If you’re a novice to poker, there are a few basics you need to know. Poker is a card game that involves betting. The lowest hand in a hand with five cards is called a ‘pair of aces’. Depending on the game, an ace can also be treated as the lowest card. There are dozens of poker variations. Learn more about them later in this chapter. And, don’t forget to practice them!

The first thing you should know about poker is that it is a game of chance. Although it has no relative value, many outcomes of poker are largely influenced by chance. Hence, poker players choose their actions based on probability, game theory, and psychology. However, in most cases, these rules are followed. This is because a tie is considered a tie, which means that two players have exactly the same hand. And, of course, the higher your hand, the higher the pot.

The second thing to know is how to calculate the odds of winning a hand. A straight flush, for example, is unlikely to occur more than once in six5,000 hands, while a pair of twos is expected to occur once every twenty-one hands. But, it’s possible to win a game of Poker even without a pair of twos. And while this might sound like a complicated math equation, it’s a crucial part of the game.

Another basic principle of poker is the flop. The flop has five cards and a dealer “burns” one card from the top. The flop contains the first three community cards, and the dealer then deals those. The dealer has the final right to shuffle the cards. In every round, the small blind must act first. In this way, the dealer’s cut can be a pot-winning bet for another player. This is known as an ‘overplay’.

Another essential aspect of poker is bluffing. As mentioned earlier, bluffing is what distinguishes poker from other vying games. Moreover, it’s the only aspect of poker that lets players increase their bets more than they previously did. If the player has an ‘open pair’, they can raise it by the full amount of the pot. Then, they can raise their bet and get the winning hand.

A third important aspect of poker is betting. In traditional poker, a player who raises on a hand wins the hand and wins the entire pot. The same applies in a “no-limit” game. The lowest-ranking hand wins. A player with three-of-a-kind, or an ace-high straight, may be eliminated in this way. During a betting interval, the active player may discard one card and replace it with a card from the undealt portion of the pack.

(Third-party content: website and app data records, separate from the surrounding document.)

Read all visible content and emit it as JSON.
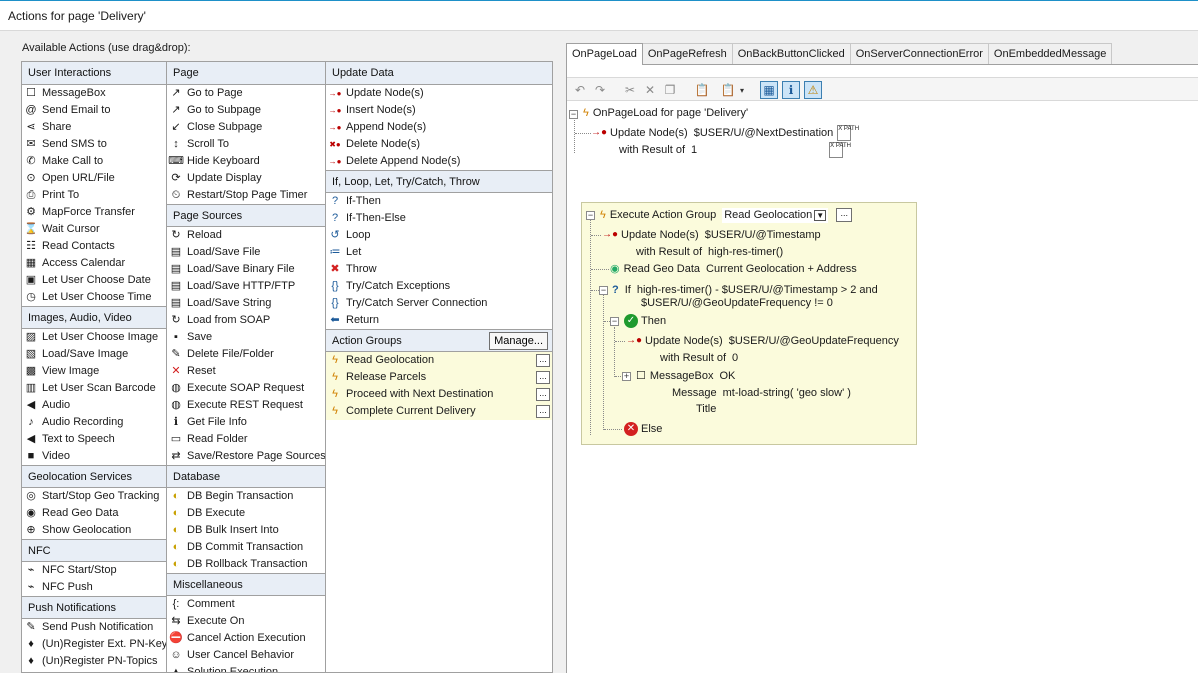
{
  "window": {
    "title": "Actions for page 'Delivery'"
  },
  "available_label": "Available Actions (use drag&drop):",
  "columns": {
    "c1": [
      {
        "heading": "User Interactions",
        "items": [
          {
            "label": "MessageBox",
            "icon": "messagebox-icon",
            "glyph": "☐"
          },
          {
            "label": "Send Email to",
            "icon": "at-sign-icon",
            "glyph": "@"
          },
          {
            "label": "Share",
            "icon": "share-icon",
            "glyph": "⋖"
          },
          {
            "label": "Send SMS to",
            "icon": "envelope-icon",
            "glyph": "✉"
          },
          {
            "label": "Make Call to",
            "icon": "phone-icon",
            "glyph": "✆"
          },
          {
            "label": "Open URL/File",
            "icon": "open-url-icon",
            "glyph": "⊙"
          },
          {
            "label": "Print To",
            "icon": "printer-icon",
            "glyph": "⎙"
          },
          {
            "label": "MapForce Transfer",
            "icon": "mapforce-icon",
            "glyph": "⚙"
          },
          {
            "label": "Wait Cursor",
            "icon": "hourglass-icon",
            "glyph": "⌛"
          },
          {
            "label": "Read Contacts",
            "icon": "contacts-icon",
            "glyph": "☷"
          },
          {
            "label": "Access Calendar",
            "icon": "calendar-icon",
            "glyph": "▦"
          },
          {
            "label": "Let User Choose Date",
            "icon": "date-icon",
            "glyph": "▣"
          },
          {
            "label": "Let User Choose Time",
            "icon": "clock-icon",
            "glyph": "◷"
          }
        ]
      },
      {
        "heading": "Images, Audio, Video",
        "items": [
          {
            "label": "Let User Choose Image",
            "icon": "image-choose-icon",
            "glyph": "▨"
          },
          {
            "label": "Load/Save Image",
            "icon": "image-save-icon",
            "glyph": "▧"
          },
          {
            "label": "View Image",
            "icon": "image-view-icon",
            "glyph": "▩"
          },
          {
            "label": "Let User Scan Barcode",
            "icon": "barcode-icon",
            "glyph": "▥"
          },
          {
            "label": "Audio",
            "icon": "speaker-icon",
            "glyph": "◀"
          },
          {
            "label": "Audio Recording",
            "icon": "microphone-icon",
            "glyph": "♪"
          },
          {
            "label": "Text to Speech",
            "icon": "speech-icon",
            "glyph": "◀"
          },
          {
            "label": "Video",
            "icon": "video-camera-icon",
            "glyph": "■"
          }
        ]
      },
      {
        "heading": "Geolocation Services",
        "items": [
          {
            "label": "Start/Stop Geo Tracking",
            "icon": "geo-tracking-icon",
            "glyph": "◎"
          },
          {
            "label": "Read Geo Data",
            "icon": "geo-data-icon",
            "glyph": "◉"
          },
          {
            "label": "Show Geolocation",
            "icon": "geolocation-icon",
            "glyph": "⊕"
          }
        ]
      },
      {
        "heading": "NFC",
        "items": [
          {
            "label": "NFC Start/Stop",
            "icon": "nfc-icon",
            "glyph": "⌁"
          },
          {
            "label": "NFC Push",
            "icon": "nfc-push-icon",
            "glyph": "⌁"
          }
        ]
      },
      {
        "heading": "Push Notifications",
        "items": [
          {
            "label": "Send Push Notification",
            "icon": "push-send-icon",
            "glyph": "✎"
          },
          {
            "label": "(Un)Register Ext. PN-Key",
            "icon": "pn-key-icon",
            "glyph": "♦"
          },
          {
            "label": "(Un)Register PN-Topics",
            "icon": "pn-topics-icon",
            "glyph": "♦"
          }
        ]
      }
    ],
    "c2": [
      {
        "heading": "Page",
        "items": [
          {
            "label": "Go to Page",
            "icon": "goto-page-icon",
            "glyph": "↗"
          },
          {
            "label": "Go to Subpage",
            "icon": "goto-subpage-icon",
            "glyph": "↗"
          },
          {
            "label": "Close Subpage",
            "icon": "close-subpage-icon",
            "glyph": "↙"
          },
          {
            "label": "Scroll To",
            "icon": "scroll-icon",
            "glyph": "↕"
          },
          {
            "label": "Hide Keyboard",
            "icon": "keyboard-icon",
            "glyph": "⌨"
          },
          {
            "label": "Update Display",
            "icon": "update-display-icon",
            "glyph": "⟳"
          },
          {
            "label": "Restart/Stop Page Timer",
            "icon": "timer-icon",
            "glyph": "⏲"
          }
        ]
      },
      {
        "heading": "Page Sources",
        "items": [
          {
            "label": "Reload",
            "icon": "reload-icon",
            "glyph": "↻"
          },
          {
            "label": "Load/Save File",
            "icon": "file-icon",
            "glyph": "▤"
          },
          {
            "label": "Load/Save Binary File",
            "icon": "binary-file-icon",
            "glyph": "▤"
          },
          {
            "label": "Load/Save HTTP/FTP",
            "icon": "http-icon",
            "glyph": "▤"
          },
          {
            "label": "Load/Save String",
            "icon": "string-icon",
            "glyph": "▤"
          },
          {
            "label": "Load from SOAP",
            "icon": "soap-icon",
            "glyph": "↻"
          },
          {
            "label": "Save",
            "icon": "save-icon",
            "glyph": "▪"
          },
          {
            "label": "Delete File/Folder",
            "icon": "delete-file-icon",
            "glyph": "✎"
          },
          {
            "label": "Reset",
            "icon": "reset-icon",
            "glyph": "✕"
          },
          {
            "label": "Execute SOAP Request",
            "icon": "globe-soap-icon",
            "glyph": "◍"
          },
          {
            "label": "Execute REST Request",
            "icon": "globe-rest-icon",
            "glyph": "◍"
          },
          {
            "label": "Get File Info",
            "icon": "file-info-icon",
            "glyph": "ℹ"
          },
          {
            "label": "Read Folder",
            "icon": "folder-icon",
            "glyph": "▭"
          },
          {
            "label": "Save/Restore Page Sources",
            "icon": "save-restore-icon",
            "glyph": "⇄"
          }
        ]
      },
      {
        "heading": "Database",
        "items": [
          {
            "label": "DB Begin Transaction",
            "icon": "db-begin-icon",
            "glyph": "◐"
          },
          {
            "label": "DB Execute",
            "icon": "db-execute-icon",
            "glyph": "◐"
          },
          {
            "label": "DB Bulk Insert Into",
            "icon": "db-bulk-icon",
            "glyph": "◐"
          },
          {
            "label": "DB Commit Transaction",
            "icon": "db-commit-icon",
            "glyph": "◐"
          },
          {
            "label": "DB Rollback Transaction",
            "icon": "db-rollback-icon",
            "glyph": "◐"
          }
        ]
      },
      {
        "heading": "Miscellaneous",
        "items": [
          {
            "label": "Comment",
            "icon": "comment-icon",
            "glyph": "{:"
          },
          {
            "label": "Execute On",
            "icon": "execute-on-icon",
            "glyph": "⇆"
          },
          {
            "label": "Cancel Action Execution",
            "icon": "cancel-action-icon",
            "glyph": "⛔"
          },
          {
            "label": "User Cancel Behavior",
            "icon": "user-cancel-icon",
            "glyph": "☺"
          },
          {
            "label": "Solution Execution",
            "icon": "solution-icon",
            "glyph": "▲"
          }
        ]
      }
    ],
    "c3": [
      {
        "heading": "Update Data",
        "items": [
          {
            "label": "Update Node(s)",
            "icon": "update-node-icon",
            "glyph": "→●"
          },
          {
            "label": "Insert Node(s)",
            "icon": "insert-node-icon",
            "glyph": "→●"
          },
          {
            "label": "Append Node(s)",
            "icon": "append-node-icon",
            "glyph": "→●"
          },
          {
            "label": "Delete Node(s)",
            "icon": "delete-node-icon",
            "glyph": "✖●"
          },
          {
            "label": "Delete Append Node(s)",
            "icon": "delete-append-icon",
            "glyph": "→●"
          }
        ]
      },
      {
        "heading": "If, Loop, Let, Try/Catch, Throw",
        "items": [
          {
            "label": "If-Then",
            "icon": "question-icon",
            "glyph": "?"
          },
          {
            "label": "If-Then-Else",
            "icon": "question-icon",
            "glyph": "?"
          },
          {
            "label": "Loop",
            "icon": "loop-icon",
            "glyph": "↺"
          },
          {
            "label": "Let",
            "icon": "let-icon",
            "glyph": "≔"
          },
          {
            "label": "Throw",
            "icon": "throw-icon",
            "glyph": "✖"
          },
          {
            "label": "Try/Catch Exceptions",
            "icon": "try-catch-icon",
            "glyph": "{}"
          },
          {
            "label": "Try/Catch Server Connection",
            "icon": "try-catch-server-icon",
            "glyph": "{}"
          },
          {
            "label": "Return",
            "icon": "return-icon",
            "glyph": "⬅"
          }
        ]
      },
      {
        "heading": "Action Groups",
        "manage": "Manage...",
        "items": [
          {
            "label": "Read Geolocation",
            "icon": "action-group-icon",
            "glyph": "ϟ",
            "dots": "..."
          },
          {
            "label": "Release Parcels",
            "icon": "action-group-icon",
            "glyph": "ϟ",
            "dots": "..."
          },
          {
            "label": "Proceed with Next Destination",
            "icon": "action-group-icon",
            "glyph": "ϟ",
            "dots": "..."
          },
          {
            "label": "Complete Current Delivery",
            "icon": "action-group-icon",
            "glyph": "ϟ",
            "dots": "..."
          }
        ]
      }
    ]
  },
  "tabs": [
    "OnPageLoad",
    "OnPageRefresh",
    "OnBackButtonClicked",
    "OnServerConnectionError",
    "OnEmbeddedMessage"
  ],
  "tree": {
    "root": "OnPageLoad for page 'Delivery'",
    "update1_label": "Update Node(s)",
    "update1_value": "$USER/U/@NextDestination",
    "update1_with": "with Result of",
    "update1_result": "1",
    "xpath_text": "X PATH",
    "group_label": "Execute Action Group",
    "group_value": "Read Geolocation",
    "group_dots": "...",
    "update2_label": "Update Node(s)",
    "update2_value": "$USER/U/@Timestamp",
    "update2_with": "with Result of",
    "update2_result": "high-res-timer()",
    "geo_label": "Read Geo Data",
    "geo_value": "Current Geolocation + Address",
    "if_label": "If",
    "if_line1": "high-res-timer() - $USER/U/@Timestamp > 2 and",
    "if_line2": "$USER/U/@GeoUpdateFrequency != 0",
    "then_label": "Then",
    "update3_label": "Update Node(s)",
    "update3_value": "$USER/U/@GeoUpdateFrequency",
    "update3_with": "with Result of",
    "update3_result": "0",
    "mb_label": "MessageBox",
    "mb_value": "OK",
    "mb_msg_label": "Message",
    "mb_msg_value": "mt-load-string( 'geo slow' )",
    "mb_title_label": "Title",
    "else_label": "Else"
  },
  "colors": {
    "accent": "#1e90c8",
    "group_bg": "#fbfbdc",
    "header_bg": "#e8eef6",
    "ok": "#1f9a2e",
    "error": "#d32020"
  }
}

A forced bet is another important component of poker. It’s called the ante or the blind bet. In standard poker, players are required to bet according to the rank of their hands. If a player does not match the previous bet, he must fold, while a player with the same rank can raise his bet. If everyone has folded, the game is over. And the next time you play, the house rules will change.